On the left is a nice piece of writing from Dasco. Confident and assured the fills are great and the stripy barcode effect on the 3D lettering has worked well in this instance, which is not always an easy thing to do. Set on an orange brick wall, the piece segues nicely into the wiflywin piece to the right.
Wiflywin continues the writing using a similar colour palette and the barcoded 3D letter shading, but perhaps with just a little less confidence. I am not quite sure what the letters spell out, and I will have to get to know more about the artist.
On the right is a smashed up police car and I am uncertain whether one or the other or both artists painted it. Perhaps there was another artist involved, I am not sure, but I rather like it, and it works really well as a ‘character’ bookend to the graffiti writing. I’m not sure why I never posted this in November last year when I first photographed it.
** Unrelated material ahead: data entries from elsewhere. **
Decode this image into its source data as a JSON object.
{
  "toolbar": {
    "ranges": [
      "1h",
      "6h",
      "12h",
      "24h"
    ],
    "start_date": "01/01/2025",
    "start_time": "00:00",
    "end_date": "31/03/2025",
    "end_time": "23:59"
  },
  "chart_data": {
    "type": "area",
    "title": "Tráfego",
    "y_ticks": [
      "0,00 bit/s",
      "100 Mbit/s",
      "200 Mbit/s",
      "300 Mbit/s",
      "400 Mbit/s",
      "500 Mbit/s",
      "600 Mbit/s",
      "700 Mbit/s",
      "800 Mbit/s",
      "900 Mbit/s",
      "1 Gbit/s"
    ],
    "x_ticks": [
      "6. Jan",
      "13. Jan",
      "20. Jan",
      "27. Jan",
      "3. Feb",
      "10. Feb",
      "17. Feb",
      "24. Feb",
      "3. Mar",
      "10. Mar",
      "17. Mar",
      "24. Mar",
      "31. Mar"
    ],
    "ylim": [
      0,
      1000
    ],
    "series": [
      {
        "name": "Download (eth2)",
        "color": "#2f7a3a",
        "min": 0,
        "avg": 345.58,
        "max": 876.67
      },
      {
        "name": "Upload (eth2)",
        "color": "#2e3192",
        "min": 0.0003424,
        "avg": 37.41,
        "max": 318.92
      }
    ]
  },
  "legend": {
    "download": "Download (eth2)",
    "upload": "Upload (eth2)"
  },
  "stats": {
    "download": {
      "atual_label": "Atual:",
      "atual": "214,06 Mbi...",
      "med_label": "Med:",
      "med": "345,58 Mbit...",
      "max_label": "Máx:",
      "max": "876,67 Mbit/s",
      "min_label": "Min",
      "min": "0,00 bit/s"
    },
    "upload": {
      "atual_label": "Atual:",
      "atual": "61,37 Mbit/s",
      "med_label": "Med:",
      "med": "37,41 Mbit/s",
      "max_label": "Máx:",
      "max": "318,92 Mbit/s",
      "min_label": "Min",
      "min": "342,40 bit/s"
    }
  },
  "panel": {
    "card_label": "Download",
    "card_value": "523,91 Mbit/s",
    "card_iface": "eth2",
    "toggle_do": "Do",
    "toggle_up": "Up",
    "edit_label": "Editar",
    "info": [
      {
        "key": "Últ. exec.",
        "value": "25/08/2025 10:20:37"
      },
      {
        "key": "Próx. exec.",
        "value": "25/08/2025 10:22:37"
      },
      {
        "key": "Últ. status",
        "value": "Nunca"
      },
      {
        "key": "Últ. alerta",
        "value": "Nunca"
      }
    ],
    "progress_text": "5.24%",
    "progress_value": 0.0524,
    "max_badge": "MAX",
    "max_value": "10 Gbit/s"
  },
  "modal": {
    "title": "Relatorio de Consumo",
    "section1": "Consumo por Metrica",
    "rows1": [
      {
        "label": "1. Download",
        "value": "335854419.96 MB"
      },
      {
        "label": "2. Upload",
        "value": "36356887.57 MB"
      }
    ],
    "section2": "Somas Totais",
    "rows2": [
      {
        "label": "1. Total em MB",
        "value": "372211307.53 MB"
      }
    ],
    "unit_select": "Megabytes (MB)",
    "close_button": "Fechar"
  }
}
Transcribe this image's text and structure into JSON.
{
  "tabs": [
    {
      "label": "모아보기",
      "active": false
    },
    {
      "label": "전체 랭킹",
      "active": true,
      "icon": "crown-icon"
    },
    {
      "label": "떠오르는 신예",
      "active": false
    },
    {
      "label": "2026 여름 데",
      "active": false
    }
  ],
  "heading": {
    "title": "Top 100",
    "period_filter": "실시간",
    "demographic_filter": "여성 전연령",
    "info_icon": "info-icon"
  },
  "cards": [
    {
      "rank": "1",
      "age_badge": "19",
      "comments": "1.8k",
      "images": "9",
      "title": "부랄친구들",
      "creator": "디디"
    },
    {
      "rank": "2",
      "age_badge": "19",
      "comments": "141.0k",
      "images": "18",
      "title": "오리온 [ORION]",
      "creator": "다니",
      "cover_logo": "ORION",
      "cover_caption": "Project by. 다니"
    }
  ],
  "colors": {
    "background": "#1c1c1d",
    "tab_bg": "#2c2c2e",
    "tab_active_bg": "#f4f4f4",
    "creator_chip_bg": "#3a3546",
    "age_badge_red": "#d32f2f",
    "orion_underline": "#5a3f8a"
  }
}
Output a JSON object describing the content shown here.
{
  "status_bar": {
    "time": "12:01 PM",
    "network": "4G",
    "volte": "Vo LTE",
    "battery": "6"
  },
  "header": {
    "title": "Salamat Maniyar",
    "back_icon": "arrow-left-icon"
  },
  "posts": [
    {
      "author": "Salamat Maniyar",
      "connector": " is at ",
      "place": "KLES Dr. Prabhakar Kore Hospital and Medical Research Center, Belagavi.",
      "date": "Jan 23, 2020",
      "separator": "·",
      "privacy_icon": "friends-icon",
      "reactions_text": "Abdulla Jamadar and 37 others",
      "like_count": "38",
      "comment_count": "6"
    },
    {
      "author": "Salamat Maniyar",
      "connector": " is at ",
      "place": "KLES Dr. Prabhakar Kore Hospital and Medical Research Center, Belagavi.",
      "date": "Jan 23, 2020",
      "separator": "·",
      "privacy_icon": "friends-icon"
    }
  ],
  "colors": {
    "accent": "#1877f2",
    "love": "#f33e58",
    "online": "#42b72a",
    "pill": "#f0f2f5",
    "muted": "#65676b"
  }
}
UPDATE – On 30 May I met Wiflywin for the first time and asked him about this, he told me that he painted the police car… problem solved.
The biggest mystery to me during this rather self-indulgent trip into my street art archives imposed by the coronavirus pandmic lock down is that I find it quite hard to understand why so many great pieces got left behind on the ‘cutting room floor’, like this beauty from Elvs.
Painted back in March 2017 this wonderful piece of wildstyle writing incorporates an addition of a skull and intriguingly some Japanese-looking script in yellow and pink running through the ELVS lettering. I know that several pieces by Elvs incorporate some Japanese lettering, but I don’t know why… I’ll have to ask him next time I see him (which could be some considerable time). A classy piece from this exceptional artist.
Thanks to lock down, I am sharing this throwback piece from 2017 in St Werburghs tunnel by Fiva. His style is clean bold and instantly recognisable. Large letters with a character face in a cartoon style looking on.
It is so easy to like Fiva’s work, it has a lighthearted feel to it and somehow it always feels very welcoming and accessible. I’m not sure if that makes any sense to you, but it does to me. It is great to have the space to unearth this one from the archive.
This beautifully proportioned REZER from Rezwonk was painted alongside frequent painting buddy Nightwayss in St Werburghs tunnel about two or three weeks ago. Crikey, so much has happened since then, it is unimaginable.
Like so many of the talented street artists in Bristol, Rezwonk’s work is always on point, and even his throw ups have a touch of class to them. The overall design is great and looking closely at the letters it looks like the ER at the end might have been switched to RE or even something else. I expect there will be a creative outburst when all this is finally over.
This is the second piece recently painted by Rapt in St Werburghs tunnel of at least three I know about from March. The Newport artist paits alongside Elvs and his style is characterised by the upside down T and the very clear lettering.
All the basic elements of a developing writer are here, a nice design, imaginative background, nice fills with some creativity. I look forward to seeing the artist develop all of these skills. I believe alcohol might have been involved in the general concept of the piece.
This epic piece probably signals the last for a while from Bristol-based artist Fiva. Clearly Covid-19 related, the two breakout pieces of text spell out:
“Stay safe” and “look after your gran”
There has been a lot of this kind of language spoken and written in recent weeks and this I think captures the state of national compassion exhibited by the vast majoity of people with dissenting arseholes remaining silent or out of sight.
As with the previous post, less is definitely more although this less is also more, making it more less is more. This is the second epic piece by Fiva in recent months and I have a feeling that this one might last rather longer than the last one.
There is little that Fiva can do wrong in my eyes and I find this a thrilling and brave piece. A nice touch is the grey shadows just to the right of each letter giving the whole thing a bit of a lift. This piece oozes class and I love it.